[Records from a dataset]
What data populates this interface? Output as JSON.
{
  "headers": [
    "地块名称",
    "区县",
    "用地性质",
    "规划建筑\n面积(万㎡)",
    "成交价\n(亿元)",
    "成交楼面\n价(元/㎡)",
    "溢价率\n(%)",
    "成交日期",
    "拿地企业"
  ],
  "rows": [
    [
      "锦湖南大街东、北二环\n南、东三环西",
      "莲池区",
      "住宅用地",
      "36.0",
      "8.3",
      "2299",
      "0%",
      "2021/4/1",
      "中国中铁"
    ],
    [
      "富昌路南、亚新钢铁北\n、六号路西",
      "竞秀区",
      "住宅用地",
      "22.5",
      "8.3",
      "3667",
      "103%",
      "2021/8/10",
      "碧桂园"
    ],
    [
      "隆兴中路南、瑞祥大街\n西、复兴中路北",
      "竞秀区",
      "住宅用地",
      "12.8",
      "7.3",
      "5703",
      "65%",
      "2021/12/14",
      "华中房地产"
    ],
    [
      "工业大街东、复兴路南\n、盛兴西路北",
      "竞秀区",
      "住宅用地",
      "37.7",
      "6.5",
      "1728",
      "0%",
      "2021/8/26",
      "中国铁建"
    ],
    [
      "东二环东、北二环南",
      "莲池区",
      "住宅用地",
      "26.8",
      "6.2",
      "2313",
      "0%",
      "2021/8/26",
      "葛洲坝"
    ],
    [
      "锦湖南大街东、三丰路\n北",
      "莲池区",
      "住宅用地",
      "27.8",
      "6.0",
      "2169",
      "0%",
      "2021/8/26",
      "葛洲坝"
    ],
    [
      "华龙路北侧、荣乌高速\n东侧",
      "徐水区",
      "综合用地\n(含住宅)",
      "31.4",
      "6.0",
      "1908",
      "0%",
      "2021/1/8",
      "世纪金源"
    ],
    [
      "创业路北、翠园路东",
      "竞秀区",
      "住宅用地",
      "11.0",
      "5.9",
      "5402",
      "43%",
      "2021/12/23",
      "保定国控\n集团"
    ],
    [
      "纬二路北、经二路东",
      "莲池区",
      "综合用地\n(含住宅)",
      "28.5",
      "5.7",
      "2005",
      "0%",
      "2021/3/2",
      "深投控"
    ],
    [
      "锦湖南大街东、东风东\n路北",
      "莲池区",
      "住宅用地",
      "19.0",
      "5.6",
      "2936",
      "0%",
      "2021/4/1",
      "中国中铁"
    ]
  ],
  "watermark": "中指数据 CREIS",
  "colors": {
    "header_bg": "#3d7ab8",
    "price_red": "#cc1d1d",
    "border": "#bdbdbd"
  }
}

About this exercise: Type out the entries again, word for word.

Solution below:
What data populates this interface? Output as JSON.
{
  "headers": [
    "地块名称",
    "区县",
    "用地性质",
    "规划建筑\n面积(万㎡)",
    "成交价\n(亿元)",
    "成交楼面\n价(元/㎡)",
    "溢价率\n(%)",
    "成交日期",
    "拿地企业"
  ],
  "rows": [
    [
      "锦湖南大街东、北二环\n南、东三环西",
      "莲池区",
      "住宅用地",
      "36.0",
      "8.3",
      "2299",
      "0%",
      "2021/4/1",
      "中国中铁"
    ],
    [
      "富昌路南、亚新钢铁北\n、六号路西",
      "竞秀区",
      "住宅用地",
      "22.5",
      "8.3",
      "3667",
      "103%",
      "2021/8/10",
      "碧桂园"
    ],
    [
      "隆兴中路南、瑞祥大街\n西、复兴中路北",
      "竞秀区",
      "住宅用地",
      "12.8",
      "7.3",
      "5703",
      "65%",
      "2021/12/14",
      "华中房地产"
    ],
    [
      "工业大街东、复兴路南\n、盛兴西路北",
      "竞秀区",
      "住宅用地",
      "37.7",
      "6.5",
      "1728",
      "0%",
      "2021/8/26",
      "中国铁建"
    ],
    [
      "东二环东、北二环南",
      "莲池区",
      "住宅用地",
      "26.8",
      "6.2",
      "2313",
      "0%",
      "2021/8/26",
      "葛洲坝"
    ],
    [
      "锦湖南大街东、三丰路\n北",
      "莲池区",
      "住宅用地",
      "27.8",
      "6.0",
      "2169",
      "0%",
      "2021/8/26",
      "葛洲坝"
    ],
    [
      "华龙路北侧、荣乌高速\n东侧",
      "徐水区",
      "综合用地\n(含住宅)",
      "31.4",
      "6.0",
      "1908",
      "0%",
      "2021/1/8",
      "世纪金源"
    ],
    [
      "创业路北、翠园路东",
      "竞秀区",
      "住宅用地",
      "11.0",
      "5.9",
      "5402",
      "43%",
      "2021/12/23",
      "保定国控\n集团"
    ],
    [
      "纬二路北、经二路东",
      "莲池区",
      "综合用地\n(含住宅)",
      "28.5",
      "5.7",
      "2005",
      "0%",
      "2021/3/2",
      "深投控"
    ],
    [
      "锦湖南大街东、东风东\n路北",
      "莲池区",
      "住宅用地",
      "19.0",
      "5.6",
      "2936",
      "0%",
      "2021/4/1",
      "中国中铁"
    ]
  ],
  "watermark": "中指数据 CREIS",
  "colors": {
    "header_bg": "#3d7ab8",
    "price_red": "#cc1d1d",
    "border": "#bdbdbd"
  }
}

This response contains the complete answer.